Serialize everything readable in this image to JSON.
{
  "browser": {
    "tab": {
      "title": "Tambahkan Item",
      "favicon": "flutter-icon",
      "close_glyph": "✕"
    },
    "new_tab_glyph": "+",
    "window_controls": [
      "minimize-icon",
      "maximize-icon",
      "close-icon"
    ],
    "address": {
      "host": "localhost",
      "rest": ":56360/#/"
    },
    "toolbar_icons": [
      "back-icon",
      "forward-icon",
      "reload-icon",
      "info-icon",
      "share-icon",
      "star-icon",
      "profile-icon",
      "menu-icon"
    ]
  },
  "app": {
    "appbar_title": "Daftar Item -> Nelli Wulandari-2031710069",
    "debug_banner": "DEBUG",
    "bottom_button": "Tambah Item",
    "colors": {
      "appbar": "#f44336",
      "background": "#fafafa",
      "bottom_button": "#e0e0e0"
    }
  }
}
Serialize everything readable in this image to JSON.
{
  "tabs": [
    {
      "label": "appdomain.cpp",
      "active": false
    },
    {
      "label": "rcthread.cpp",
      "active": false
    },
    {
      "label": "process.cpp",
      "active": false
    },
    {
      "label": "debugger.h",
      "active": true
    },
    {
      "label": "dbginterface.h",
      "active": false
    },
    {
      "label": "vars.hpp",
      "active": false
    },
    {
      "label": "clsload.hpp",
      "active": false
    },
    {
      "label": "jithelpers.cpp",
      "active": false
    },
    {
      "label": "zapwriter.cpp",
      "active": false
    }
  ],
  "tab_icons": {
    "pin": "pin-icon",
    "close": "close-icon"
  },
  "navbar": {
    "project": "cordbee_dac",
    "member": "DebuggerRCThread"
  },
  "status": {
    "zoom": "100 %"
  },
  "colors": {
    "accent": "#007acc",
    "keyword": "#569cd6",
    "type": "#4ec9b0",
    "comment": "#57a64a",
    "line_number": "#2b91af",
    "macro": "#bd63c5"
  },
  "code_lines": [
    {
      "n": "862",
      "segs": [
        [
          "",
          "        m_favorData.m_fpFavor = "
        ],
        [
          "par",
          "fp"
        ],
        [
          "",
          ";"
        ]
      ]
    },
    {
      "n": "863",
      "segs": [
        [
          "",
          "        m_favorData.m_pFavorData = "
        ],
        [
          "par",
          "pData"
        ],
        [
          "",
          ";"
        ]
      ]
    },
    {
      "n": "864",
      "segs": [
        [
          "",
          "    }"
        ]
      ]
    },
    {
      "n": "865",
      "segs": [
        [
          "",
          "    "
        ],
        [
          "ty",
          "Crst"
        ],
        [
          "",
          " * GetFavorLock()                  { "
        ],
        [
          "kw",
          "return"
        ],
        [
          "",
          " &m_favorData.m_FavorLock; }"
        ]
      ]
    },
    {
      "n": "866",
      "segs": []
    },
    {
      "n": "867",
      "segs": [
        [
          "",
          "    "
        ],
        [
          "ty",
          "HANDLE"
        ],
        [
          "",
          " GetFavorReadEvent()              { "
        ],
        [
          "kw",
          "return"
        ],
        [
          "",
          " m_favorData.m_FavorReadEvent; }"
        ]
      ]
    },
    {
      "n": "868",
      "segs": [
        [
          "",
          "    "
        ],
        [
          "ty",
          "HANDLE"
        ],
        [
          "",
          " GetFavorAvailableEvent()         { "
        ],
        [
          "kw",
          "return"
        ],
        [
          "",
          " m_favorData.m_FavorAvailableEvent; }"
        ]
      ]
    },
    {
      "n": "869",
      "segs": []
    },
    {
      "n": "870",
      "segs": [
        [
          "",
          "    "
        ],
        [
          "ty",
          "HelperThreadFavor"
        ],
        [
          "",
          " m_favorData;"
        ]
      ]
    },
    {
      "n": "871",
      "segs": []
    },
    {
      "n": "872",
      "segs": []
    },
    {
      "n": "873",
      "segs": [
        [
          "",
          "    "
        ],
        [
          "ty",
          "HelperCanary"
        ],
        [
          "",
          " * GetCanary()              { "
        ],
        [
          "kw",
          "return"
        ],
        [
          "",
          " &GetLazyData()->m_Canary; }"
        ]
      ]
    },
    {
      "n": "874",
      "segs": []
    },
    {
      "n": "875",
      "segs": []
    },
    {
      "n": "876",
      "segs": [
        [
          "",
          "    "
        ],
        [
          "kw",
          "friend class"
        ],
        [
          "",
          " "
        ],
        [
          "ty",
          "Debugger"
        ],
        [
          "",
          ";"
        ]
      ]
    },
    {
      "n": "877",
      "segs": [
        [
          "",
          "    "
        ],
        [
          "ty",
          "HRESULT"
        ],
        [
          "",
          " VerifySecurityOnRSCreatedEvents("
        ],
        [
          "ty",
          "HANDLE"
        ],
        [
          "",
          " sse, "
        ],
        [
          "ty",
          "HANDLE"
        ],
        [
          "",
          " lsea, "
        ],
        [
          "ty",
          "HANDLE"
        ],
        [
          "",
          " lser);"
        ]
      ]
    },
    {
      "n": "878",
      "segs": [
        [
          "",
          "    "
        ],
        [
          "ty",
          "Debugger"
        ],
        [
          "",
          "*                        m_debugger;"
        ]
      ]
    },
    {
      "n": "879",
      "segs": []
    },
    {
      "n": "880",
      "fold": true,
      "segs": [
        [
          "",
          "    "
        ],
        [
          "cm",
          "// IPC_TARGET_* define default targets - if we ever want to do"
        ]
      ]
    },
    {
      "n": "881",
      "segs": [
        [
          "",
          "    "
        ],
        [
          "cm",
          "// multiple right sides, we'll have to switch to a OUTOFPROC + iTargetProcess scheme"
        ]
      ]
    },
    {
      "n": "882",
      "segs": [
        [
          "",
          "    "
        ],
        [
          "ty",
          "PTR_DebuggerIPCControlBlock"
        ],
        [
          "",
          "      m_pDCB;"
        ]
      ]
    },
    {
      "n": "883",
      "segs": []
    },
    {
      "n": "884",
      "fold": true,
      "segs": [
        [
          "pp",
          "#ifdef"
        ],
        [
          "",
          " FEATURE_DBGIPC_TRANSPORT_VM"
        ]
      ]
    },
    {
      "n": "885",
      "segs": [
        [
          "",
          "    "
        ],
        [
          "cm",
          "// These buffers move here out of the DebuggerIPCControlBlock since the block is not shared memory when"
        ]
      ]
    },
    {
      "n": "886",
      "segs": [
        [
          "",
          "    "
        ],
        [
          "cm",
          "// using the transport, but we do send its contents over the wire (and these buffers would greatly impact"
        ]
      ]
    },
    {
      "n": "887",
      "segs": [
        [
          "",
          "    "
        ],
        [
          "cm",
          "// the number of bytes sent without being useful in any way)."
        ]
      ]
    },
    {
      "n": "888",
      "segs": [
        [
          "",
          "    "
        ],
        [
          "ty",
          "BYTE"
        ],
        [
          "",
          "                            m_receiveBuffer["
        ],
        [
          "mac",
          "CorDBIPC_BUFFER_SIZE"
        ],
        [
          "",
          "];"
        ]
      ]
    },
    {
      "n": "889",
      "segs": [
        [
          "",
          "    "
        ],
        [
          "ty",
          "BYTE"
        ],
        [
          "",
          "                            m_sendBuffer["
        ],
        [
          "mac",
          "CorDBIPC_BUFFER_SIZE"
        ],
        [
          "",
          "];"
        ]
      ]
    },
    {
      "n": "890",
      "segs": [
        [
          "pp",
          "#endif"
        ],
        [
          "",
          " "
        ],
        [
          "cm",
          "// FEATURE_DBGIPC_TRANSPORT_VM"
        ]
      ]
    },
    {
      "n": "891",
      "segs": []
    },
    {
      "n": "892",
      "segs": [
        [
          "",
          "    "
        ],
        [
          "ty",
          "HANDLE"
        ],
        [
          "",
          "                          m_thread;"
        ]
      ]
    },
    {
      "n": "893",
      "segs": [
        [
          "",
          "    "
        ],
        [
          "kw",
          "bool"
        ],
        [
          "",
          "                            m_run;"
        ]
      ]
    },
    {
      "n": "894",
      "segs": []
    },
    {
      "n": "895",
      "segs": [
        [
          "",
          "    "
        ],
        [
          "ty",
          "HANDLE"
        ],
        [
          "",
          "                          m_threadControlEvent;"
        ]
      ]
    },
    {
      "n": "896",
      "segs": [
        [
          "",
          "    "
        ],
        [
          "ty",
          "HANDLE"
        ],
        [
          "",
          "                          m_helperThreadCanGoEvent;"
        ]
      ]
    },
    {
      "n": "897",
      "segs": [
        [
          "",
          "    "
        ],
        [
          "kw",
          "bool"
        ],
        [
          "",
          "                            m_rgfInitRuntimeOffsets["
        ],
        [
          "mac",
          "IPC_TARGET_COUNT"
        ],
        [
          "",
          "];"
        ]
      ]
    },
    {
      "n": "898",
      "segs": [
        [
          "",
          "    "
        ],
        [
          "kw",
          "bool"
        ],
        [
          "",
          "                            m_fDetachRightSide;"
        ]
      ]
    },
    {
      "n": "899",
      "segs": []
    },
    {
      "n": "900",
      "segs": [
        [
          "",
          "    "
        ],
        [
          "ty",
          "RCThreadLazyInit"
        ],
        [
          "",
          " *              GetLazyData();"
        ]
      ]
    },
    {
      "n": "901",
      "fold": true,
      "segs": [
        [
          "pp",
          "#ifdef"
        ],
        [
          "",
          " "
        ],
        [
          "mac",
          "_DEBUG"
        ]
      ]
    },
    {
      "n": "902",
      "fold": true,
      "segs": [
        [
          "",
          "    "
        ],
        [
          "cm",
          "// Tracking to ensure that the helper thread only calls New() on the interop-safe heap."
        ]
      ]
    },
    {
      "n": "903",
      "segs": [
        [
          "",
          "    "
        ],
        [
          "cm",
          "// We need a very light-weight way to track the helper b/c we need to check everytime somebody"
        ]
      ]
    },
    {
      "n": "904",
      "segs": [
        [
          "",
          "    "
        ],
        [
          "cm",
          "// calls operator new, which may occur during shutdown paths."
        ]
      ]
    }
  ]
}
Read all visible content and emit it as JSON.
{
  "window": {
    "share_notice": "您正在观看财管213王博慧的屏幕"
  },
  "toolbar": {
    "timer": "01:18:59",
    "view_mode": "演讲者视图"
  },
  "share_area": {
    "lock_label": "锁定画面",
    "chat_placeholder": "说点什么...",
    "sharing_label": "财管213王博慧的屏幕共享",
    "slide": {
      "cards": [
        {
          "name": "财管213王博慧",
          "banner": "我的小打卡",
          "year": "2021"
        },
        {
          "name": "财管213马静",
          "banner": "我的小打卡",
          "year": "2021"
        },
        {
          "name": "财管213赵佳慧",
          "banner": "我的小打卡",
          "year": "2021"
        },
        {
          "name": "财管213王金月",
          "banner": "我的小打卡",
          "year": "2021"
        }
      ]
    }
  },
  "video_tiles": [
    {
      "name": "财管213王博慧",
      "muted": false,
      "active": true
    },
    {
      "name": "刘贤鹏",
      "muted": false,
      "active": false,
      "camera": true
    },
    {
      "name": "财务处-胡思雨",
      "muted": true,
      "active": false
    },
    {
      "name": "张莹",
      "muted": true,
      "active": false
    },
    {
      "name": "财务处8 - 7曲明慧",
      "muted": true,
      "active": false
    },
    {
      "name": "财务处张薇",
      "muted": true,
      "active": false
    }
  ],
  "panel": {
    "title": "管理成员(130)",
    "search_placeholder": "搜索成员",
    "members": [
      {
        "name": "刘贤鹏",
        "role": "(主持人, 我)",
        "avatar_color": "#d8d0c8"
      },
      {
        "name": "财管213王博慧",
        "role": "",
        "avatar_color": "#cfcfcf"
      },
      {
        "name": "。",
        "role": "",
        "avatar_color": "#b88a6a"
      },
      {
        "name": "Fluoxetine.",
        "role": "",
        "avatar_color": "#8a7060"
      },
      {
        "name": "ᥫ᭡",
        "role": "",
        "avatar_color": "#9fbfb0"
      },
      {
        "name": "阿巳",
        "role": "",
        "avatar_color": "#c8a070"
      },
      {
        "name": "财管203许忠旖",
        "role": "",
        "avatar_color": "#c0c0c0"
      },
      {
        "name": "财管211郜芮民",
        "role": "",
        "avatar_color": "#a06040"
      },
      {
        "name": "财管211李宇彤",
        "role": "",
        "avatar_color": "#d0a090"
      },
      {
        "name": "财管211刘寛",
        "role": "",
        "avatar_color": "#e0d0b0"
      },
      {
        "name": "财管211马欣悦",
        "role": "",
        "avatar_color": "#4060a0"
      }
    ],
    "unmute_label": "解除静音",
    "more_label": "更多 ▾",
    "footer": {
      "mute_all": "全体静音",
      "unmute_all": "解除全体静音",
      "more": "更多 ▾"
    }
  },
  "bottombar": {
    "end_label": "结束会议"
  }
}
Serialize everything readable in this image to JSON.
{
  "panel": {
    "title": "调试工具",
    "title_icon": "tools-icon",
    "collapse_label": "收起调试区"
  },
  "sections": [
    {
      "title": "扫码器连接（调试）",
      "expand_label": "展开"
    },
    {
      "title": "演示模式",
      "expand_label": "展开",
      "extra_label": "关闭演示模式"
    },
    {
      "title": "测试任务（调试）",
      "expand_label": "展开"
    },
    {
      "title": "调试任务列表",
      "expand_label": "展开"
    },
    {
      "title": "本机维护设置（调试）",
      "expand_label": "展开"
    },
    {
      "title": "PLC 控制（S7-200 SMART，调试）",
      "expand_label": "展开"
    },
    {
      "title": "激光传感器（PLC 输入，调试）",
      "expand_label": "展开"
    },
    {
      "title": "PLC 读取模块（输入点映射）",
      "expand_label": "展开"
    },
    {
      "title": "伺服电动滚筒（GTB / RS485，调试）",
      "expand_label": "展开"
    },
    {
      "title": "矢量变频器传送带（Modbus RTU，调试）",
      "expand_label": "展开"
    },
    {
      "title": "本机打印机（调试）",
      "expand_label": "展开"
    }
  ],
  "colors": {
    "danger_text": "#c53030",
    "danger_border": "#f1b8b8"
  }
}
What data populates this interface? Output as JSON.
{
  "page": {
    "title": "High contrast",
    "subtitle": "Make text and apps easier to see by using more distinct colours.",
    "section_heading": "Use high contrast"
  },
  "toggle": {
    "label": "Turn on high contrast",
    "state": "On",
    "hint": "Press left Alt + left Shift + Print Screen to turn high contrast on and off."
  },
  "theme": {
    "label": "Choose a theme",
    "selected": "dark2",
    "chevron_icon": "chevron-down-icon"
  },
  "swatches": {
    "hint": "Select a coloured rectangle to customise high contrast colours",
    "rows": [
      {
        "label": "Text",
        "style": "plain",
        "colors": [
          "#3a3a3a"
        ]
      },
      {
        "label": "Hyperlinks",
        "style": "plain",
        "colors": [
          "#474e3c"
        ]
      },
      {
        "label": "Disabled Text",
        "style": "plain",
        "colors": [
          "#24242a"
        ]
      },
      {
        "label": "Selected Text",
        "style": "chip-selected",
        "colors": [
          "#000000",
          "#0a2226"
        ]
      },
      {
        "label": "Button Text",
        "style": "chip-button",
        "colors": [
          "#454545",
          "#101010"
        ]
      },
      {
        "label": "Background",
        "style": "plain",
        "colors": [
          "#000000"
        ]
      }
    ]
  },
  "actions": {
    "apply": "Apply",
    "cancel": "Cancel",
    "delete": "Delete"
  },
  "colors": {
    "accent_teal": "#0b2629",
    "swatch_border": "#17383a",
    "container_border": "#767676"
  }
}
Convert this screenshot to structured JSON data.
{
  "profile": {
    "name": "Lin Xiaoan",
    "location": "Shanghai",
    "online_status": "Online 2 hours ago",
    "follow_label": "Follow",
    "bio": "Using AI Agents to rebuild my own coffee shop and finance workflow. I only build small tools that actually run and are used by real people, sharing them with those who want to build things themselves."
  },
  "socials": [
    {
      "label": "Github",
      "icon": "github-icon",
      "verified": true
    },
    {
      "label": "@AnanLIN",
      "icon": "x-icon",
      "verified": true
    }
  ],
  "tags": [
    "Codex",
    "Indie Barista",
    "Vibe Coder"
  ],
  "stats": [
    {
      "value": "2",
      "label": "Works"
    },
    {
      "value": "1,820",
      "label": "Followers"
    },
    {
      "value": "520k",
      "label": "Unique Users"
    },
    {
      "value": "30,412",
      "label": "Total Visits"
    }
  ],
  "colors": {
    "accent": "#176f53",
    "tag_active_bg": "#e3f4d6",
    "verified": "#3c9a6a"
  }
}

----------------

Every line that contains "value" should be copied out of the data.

● **Answer box**
      "value": "2",
      "value": "1,820",
      "value": "520k",
      "value": "30,412",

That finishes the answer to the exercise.